Because you feel like you have to. Because you know no better. And it’s just sad that you can’t, because it’s all so easy. All you have to do is put down the blade. Throw away the bottle. Toss the pills. Take the first step. Admit to yourself that you don’t want to die, you just want to stop hurting. Ask for help.
My fear? That this might stop you temporarily, because it filled enough of the hole in you to make you realize you’re not alone; that you’re not unloved… Until it’s not enough. And you convince yourself that I am just saying this to be nice, or because I feel like I have to.
Of course I have to. I love you. You’re human, and you’re here. You’re alive. You have so much potential and so much access to so many wonderful things. You have a thinking mind that conceives of powerful concepts. It’s just turned the wrong way right now. And I feel like I have to at least try to turn it the right way.
Please turn it the right way. Because when you are really honest with yourself in those moments where your fear can’t hide behind bravado, you know you don’t want to die. You just want to stop the pain.
So stop the pain. Call your friends. Get some help. Stop being tough. Start being strong.
Or don’t. I can’t make you, and I can’t stop you from doing what you are about to do. But I hope you won’t. I really, really do. Because I want you around. It’s entirely selfish. I don’t want a life without you in it. I don’t want a world that doesn’t get to have what you bring to the table. But more than that, I don’t want to live the rest of my life knowing that you lived the rest of your life in fear and panic and regret from making a decision you can’t ever come back from, make right, or change your mind about.
But I’m not you. You’re you. You’re the only one who can stop you.
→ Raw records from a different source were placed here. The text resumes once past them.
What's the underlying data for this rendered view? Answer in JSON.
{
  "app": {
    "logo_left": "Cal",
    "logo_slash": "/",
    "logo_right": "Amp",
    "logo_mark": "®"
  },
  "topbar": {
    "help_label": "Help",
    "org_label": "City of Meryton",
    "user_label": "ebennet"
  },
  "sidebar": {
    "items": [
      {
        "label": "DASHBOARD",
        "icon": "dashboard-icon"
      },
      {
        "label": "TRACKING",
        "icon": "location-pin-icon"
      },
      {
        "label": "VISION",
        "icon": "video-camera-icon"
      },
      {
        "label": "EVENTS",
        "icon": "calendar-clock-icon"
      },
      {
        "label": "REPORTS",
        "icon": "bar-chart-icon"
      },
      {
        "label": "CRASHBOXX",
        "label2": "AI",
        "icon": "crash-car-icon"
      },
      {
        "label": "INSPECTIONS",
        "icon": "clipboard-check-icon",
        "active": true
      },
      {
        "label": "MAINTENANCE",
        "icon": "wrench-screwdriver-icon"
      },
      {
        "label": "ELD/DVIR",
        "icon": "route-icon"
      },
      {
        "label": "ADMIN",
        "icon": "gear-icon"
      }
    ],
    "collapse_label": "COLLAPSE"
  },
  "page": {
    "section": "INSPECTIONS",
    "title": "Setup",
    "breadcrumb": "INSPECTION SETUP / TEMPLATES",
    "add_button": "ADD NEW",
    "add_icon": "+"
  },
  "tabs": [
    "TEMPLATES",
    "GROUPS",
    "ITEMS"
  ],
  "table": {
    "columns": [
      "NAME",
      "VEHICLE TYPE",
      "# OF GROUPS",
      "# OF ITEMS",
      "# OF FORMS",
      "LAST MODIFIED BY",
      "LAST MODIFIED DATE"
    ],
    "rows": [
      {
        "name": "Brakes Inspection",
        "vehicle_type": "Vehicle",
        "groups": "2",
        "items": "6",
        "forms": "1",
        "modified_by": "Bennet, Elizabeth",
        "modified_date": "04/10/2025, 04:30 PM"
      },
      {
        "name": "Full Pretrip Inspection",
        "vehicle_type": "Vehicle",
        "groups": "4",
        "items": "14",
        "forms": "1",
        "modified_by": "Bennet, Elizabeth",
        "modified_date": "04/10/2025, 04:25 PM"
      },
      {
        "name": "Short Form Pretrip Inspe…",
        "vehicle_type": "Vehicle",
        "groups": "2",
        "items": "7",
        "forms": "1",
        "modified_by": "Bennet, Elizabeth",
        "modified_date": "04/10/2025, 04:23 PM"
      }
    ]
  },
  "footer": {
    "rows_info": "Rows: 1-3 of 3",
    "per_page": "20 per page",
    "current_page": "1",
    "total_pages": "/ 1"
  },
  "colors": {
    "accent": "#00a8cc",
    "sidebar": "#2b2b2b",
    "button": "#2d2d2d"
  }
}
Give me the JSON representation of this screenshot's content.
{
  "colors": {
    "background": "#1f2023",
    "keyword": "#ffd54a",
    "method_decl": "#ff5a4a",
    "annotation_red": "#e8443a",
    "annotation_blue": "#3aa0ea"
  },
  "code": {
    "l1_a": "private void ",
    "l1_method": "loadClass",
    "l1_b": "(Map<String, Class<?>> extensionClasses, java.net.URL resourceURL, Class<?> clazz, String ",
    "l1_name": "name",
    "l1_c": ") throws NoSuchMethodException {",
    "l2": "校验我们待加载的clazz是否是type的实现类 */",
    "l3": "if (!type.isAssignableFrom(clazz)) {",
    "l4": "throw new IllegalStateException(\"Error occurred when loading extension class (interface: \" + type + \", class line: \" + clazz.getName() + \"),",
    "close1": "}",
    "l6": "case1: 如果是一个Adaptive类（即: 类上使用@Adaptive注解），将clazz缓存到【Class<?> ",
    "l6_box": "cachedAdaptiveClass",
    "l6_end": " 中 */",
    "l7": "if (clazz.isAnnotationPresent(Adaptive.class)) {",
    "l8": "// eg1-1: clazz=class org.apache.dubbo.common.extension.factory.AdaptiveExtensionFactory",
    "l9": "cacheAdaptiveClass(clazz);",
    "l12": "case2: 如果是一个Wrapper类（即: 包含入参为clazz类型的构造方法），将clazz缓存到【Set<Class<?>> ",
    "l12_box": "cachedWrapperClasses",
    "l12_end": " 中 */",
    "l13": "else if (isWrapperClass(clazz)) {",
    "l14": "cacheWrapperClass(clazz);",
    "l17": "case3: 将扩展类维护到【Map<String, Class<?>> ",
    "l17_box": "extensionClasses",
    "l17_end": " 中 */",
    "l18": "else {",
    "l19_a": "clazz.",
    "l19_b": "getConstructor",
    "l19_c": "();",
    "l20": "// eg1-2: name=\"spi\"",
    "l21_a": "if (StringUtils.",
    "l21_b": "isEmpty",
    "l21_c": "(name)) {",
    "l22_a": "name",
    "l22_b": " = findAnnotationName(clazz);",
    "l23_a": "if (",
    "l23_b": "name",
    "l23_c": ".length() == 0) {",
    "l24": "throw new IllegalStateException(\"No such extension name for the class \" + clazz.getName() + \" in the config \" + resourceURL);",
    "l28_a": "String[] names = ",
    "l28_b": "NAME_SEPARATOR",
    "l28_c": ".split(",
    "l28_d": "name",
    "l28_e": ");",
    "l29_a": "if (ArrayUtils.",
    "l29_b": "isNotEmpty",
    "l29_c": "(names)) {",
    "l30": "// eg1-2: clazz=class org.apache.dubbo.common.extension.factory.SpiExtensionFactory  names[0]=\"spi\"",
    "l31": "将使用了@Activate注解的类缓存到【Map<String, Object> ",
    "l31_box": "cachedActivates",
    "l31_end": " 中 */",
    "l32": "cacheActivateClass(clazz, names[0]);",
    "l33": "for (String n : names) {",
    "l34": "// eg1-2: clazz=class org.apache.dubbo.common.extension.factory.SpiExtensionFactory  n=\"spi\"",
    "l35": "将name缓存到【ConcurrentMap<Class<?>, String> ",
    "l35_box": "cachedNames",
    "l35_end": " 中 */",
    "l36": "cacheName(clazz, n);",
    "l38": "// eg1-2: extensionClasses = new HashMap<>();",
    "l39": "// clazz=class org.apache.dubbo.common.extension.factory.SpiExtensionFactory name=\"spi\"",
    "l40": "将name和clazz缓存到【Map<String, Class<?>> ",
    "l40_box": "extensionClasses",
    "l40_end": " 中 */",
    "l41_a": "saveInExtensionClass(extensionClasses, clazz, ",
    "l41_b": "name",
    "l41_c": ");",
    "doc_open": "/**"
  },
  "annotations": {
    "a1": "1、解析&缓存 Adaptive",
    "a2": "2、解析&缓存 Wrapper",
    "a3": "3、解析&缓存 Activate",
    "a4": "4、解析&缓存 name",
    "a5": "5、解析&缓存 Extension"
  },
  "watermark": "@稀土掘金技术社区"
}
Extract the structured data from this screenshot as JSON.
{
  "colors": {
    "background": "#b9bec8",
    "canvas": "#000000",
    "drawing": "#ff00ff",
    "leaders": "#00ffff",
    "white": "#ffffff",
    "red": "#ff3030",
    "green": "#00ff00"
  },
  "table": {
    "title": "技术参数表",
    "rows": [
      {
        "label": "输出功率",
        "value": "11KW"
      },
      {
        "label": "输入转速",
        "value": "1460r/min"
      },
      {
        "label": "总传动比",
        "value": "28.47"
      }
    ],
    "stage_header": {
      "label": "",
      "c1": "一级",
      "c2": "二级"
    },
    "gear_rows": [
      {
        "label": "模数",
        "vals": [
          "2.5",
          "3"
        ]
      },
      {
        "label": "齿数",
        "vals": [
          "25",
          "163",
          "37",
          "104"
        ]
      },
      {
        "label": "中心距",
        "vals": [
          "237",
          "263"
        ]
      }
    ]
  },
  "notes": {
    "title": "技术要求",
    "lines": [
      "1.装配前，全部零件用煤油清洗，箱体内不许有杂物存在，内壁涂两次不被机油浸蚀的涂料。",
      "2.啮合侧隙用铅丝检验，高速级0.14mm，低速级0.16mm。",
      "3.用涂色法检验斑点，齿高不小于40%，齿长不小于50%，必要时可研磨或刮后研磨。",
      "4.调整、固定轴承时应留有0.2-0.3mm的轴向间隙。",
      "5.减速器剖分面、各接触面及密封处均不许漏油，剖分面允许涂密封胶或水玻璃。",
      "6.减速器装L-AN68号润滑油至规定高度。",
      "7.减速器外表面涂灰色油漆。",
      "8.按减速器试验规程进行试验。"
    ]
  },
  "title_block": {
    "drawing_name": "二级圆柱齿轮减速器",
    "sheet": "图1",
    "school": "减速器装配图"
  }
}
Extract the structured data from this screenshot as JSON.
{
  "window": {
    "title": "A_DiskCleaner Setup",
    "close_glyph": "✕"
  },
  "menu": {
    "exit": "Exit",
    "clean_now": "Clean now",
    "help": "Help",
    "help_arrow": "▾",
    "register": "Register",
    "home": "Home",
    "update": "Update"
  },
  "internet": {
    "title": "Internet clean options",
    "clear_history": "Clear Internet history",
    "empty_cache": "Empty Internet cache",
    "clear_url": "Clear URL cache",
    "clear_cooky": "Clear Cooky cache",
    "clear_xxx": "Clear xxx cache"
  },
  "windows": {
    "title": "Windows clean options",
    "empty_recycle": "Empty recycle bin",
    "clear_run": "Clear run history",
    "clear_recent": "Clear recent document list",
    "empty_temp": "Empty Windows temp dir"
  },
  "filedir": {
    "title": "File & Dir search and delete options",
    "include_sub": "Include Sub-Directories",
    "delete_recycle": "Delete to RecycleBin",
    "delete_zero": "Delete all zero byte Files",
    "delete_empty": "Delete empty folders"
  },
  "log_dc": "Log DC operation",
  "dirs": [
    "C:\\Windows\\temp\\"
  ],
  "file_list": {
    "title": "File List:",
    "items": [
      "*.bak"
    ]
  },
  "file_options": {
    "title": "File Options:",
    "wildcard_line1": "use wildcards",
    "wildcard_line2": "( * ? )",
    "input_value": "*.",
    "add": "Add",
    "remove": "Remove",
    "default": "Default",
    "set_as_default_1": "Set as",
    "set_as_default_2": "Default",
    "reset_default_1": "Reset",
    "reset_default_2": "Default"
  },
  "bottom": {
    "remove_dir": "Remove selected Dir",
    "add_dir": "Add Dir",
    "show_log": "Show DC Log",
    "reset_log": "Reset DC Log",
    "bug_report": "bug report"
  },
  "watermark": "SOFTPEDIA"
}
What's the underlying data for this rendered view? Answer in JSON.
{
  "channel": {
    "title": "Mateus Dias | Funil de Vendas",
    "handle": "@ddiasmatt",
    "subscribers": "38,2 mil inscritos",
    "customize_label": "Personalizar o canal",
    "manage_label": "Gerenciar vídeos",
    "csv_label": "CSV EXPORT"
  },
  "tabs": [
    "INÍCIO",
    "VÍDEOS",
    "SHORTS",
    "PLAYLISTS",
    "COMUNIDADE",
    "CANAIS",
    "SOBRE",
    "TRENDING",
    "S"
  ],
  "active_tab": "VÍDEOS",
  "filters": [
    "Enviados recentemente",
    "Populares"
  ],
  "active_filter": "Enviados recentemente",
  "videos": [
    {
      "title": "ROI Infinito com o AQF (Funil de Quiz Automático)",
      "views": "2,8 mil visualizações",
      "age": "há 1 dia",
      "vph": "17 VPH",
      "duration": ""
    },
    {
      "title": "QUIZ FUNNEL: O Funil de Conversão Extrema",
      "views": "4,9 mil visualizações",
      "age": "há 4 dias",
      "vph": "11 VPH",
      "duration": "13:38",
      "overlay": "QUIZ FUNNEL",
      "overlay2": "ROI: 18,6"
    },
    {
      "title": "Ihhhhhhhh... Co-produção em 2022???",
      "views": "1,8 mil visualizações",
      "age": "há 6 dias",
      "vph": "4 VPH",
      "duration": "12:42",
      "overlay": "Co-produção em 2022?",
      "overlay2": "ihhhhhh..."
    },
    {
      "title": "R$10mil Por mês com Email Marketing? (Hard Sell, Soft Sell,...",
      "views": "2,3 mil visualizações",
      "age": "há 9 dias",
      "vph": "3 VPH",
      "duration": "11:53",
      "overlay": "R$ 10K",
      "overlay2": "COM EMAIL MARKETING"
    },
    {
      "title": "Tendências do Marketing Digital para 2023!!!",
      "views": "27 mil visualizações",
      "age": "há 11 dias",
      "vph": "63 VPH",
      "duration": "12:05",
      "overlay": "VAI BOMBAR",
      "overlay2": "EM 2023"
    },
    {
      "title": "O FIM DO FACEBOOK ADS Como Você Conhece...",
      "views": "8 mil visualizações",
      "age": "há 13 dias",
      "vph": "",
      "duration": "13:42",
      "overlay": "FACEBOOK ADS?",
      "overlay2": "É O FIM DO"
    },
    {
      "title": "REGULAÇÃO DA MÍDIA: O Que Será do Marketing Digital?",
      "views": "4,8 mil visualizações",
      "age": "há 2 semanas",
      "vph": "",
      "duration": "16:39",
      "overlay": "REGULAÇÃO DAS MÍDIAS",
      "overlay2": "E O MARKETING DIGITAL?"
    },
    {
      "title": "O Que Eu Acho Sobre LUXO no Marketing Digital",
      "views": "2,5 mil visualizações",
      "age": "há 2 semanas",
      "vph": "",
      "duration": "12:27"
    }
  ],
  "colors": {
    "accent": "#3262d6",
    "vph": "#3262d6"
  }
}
And I think deep down, you do too. Because the truth is — and this is harsh, but there’s no getting around it — you don’t want to die, because if you did… You’d be dead right now.
You’re not. Let’s keep it that way.
I eagerly await your reply. I can’t wait to hear how you feel that suicide is your right. I want badly to hear your side of the discussion; to know why you’ve chosen this path. I want to discuss it with you over coffees had across multiple weeks. I hope we argue about this for years to come, because you’ll be here to argue with me about it.
I don’t know you, but I love you. I have to, or else I woudn’t have just written nearly 2,000 words to you. And you love yourself enough to at least try to reach out. You emailed me. You’re reading this (hopefully). You must care, in some regard, about figuring something out.
That one little bit of hope is the start. Don’t concern yourself with a year from now or a month from now or even tomorrow. Concentrate on right now. You’re here. You’re taking the steps to figure something out.
Don’t stop taking steps. I promise you, as you reach the next intersection, you’ll figure out which way to go. I know, because I have been exactly where you are, and somehow, I did. If I can do it, you can.